Review by Annar Veröld.
In cleverly haunting ways, Shearwater echoed among The Holy Bibles stashed between pew envelopes and hymn books at the Central Presbyterian Church in Austin, Texas. An unusual, yet fascinating performance titled “The Island Arc”, featured Shearwater’s three latest albums, Palo Santo, Rook, and The Golden Archipelago. Shearwater’s acoustics resonated brilliantly in the polished halls and among the stained glass windows of the church. Fans wouldn’t mind branding this a holy event, especially after seeing the lead singer, Jonathan Meiburg, sing angelically in front of a giant wooden cross.
Meiburg began the evenings with the band’s plan on how they will be performing all three albums in their entirety, by explaining that all three albums will be performed one at a time with ten minute intermissions, because “Who would want to sit in wooden pews for three hours without a break?”
Shearwater began the lengthy evening with Palo Santo’s “La Dame et la licorne”, giving the audience a general idea of the incredible acoustics that were in store for the evenings. The first album continued, ranging from the sorrowful and eerie tracks, “Palo Santo” and “White Waves”— which sent chills with the haunting lines “The things that we did here will never die”– to the upbeat freedom anthem, “Seventy Four Seventy Five.”
After a ten minute intermission, Shearwater eased into Rooks “On the Death of the Waters”. Shearwater continued to perform the entire album, featuring songs such as “Home Life”, “I Was a Cloud”, and the audience favorite “Century Eyes”. Jonathan Meiburg’s bone chilling falsetto was captivating during “The Snow Leopard”, which also featured sweet brass that echoed crisply among the pews of the church.

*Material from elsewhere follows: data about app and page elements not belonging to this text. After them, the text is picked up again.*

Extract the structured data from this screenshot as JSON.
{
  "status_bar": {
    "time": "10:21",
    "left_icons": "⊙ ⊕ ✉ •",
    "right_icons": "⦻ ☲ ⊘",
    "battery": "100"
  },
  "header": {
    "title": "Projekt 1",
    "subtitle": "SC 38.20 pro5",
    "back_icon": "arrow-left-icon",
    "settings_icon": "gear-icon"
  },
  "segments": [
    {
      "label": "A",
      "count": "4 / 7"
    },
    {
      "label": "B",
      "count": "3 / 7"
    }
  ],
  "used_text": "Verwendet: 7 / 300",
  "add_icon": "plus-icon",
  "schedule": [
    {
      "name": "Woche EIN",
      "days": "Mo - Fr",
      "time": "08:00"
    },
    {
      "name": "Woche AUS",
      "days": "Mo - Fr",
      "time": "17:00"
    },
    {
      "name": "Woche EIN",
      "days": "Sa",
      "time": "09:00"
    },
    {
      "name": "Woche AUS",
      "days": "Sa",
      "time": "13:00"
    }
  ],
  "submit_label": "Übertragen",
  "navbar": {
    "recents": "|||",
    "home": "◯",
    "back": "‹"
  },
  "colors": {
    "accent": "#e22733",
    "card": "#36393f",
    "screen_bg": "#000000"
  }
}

The final album, The Golden Archipelago, sealed The Island Arc concert with the most goose-bump inducing performances. The luring percussion from “Castaways”, and the grandiose vocals and from “Black Eyes” gave awing performances from Shearwater.
The most emotional tracks showcased were “Meridian” and “Missing Islands”, which were performed first and last for the final album of the evening. Both songs featured recordings of the devastated, yet painfully hopeful people of Bikini Atoll singing their national anthem. During “Missing Islands”, Austin City Police and ambulance sirens rang vibrantly in tune to the heart-felt piece, as the sorrowful chords became climactic—an interesting and timely coincidence even Shearwater’s cellist could not help but to smirk.
Despite a few minor technical difficulties, such as stage-power outages and speaker malfunctions, Shearwater performed their albums flawlessly; Shearwater’s intelligent and poetic lyrics and beautiful compositions resonated brilliantly in the walk-ways of the Central Presbyterian Church.